Install your new plugs using a torque wrench to measure the amount of torque applied to the plug (Figure 18). This is very important, as it is easy to over or under-tighten spark plugs. Make sure that the plug is firmly seated in your spark plug socket as it is very easy to insert the plug into the head and have it cross-thread. This means that the threads of the spark plug don't mesh properly with the ones in the head, instead choosing to "cut their own path." This damages the threads on the head, and in extreme cases, may destroy the threads in the cylinder head entirely. Trust me - you do not want this to happen. Proceed carefully and cautiously here.
Install each plug into the cylinder heads without using any anti-seize compound. Torque the spark plugs to 25 Nm (18.4 ft-lbs). While writing "How to Rebuild and Modify Porsche 911 Engines", I discovered that Porsche doesn’t recommend the use of anti-seize compound, as detailed in Porsche Technical Bulletin 9102, Group 2, identifier 2870. The bulletin applies retroactively to all Porsche models and the theory is that the anti-seize tends to act as an electrical insulator between the plug and the cylinder head. This could have detrimental effect on the firing of the spark due to the loss of a good, consistent ground connection. Keeping those findings in mind, I would make the same recommendations for the BMW cars.
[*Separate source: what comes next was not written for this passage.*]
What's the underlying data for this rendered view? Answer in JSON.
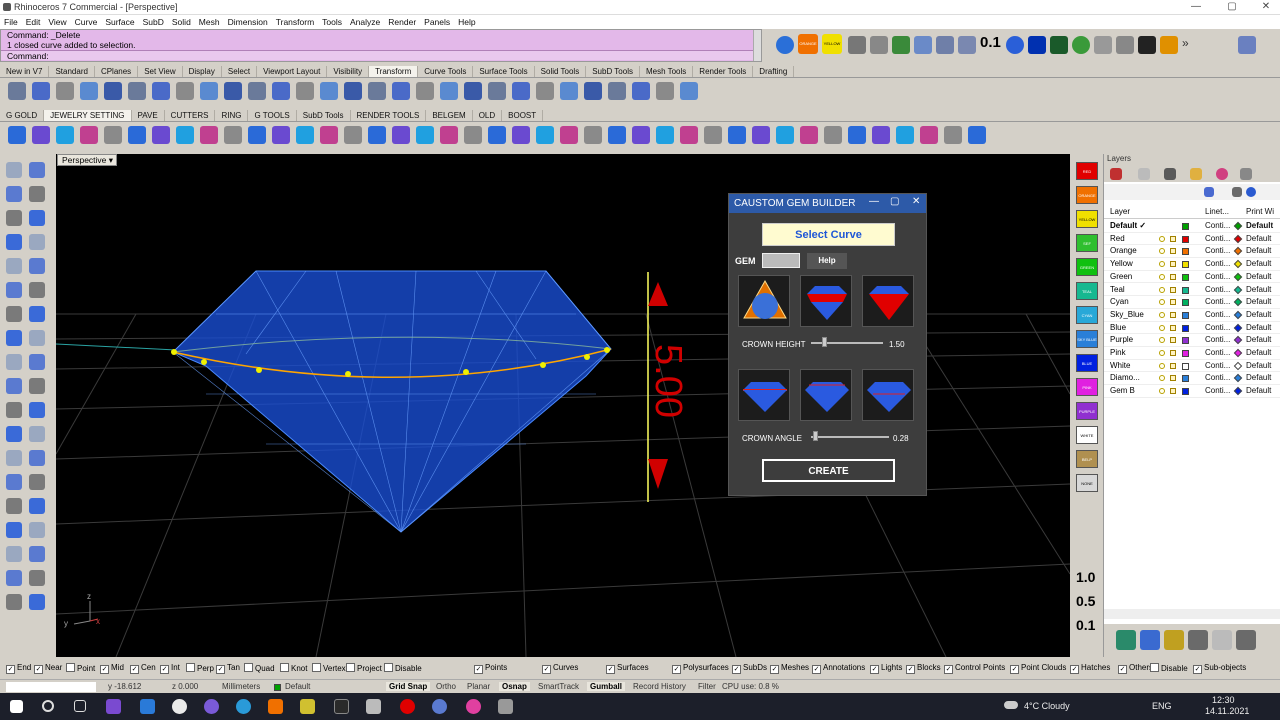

With the new plugs installed (Figure 19) and properly torqued, you can replace the coils (don't forget the small ground straps shown in Figure 8 and Figure 9) and reattach the coil connectors (Figure 20 and Figure 21). Snap the wires back into their center holders (Figure 7) and replace the top two plastic covers. When you're done, your engine should look back to normal (Figure 22)
Changing plugs on the 318 4-cylinder cars is a bit different and a bit easier. You remove the spark plug cover in a similar manner (Figure 23). There should be a handy little blue spark plug wire pull tool under the cover. Use it to remove the plug wires from the ends of the spark plugs (Figure 24). With the wires disconnected, remove and reinstall the plugs in a similar manner to how I described the procedure for the six cylinder cars. You will also want to replace the spark plug wires every 30,000 miles or if they look cracked and worn out.
Well, there you have it - it's really not too difficult at all. If you would like to see more technical articles like this one, please continue to support Pelican Parts with all your parts needs. If you like what you see here, then please visit our online BMW catalog and help support the collection and creating of new and informative technical articles like this one. Your continued support directly affects the expansion and existence of this site and technical articles like this one. As always, if you have any questions or comments about this helpful article, please drop us a line.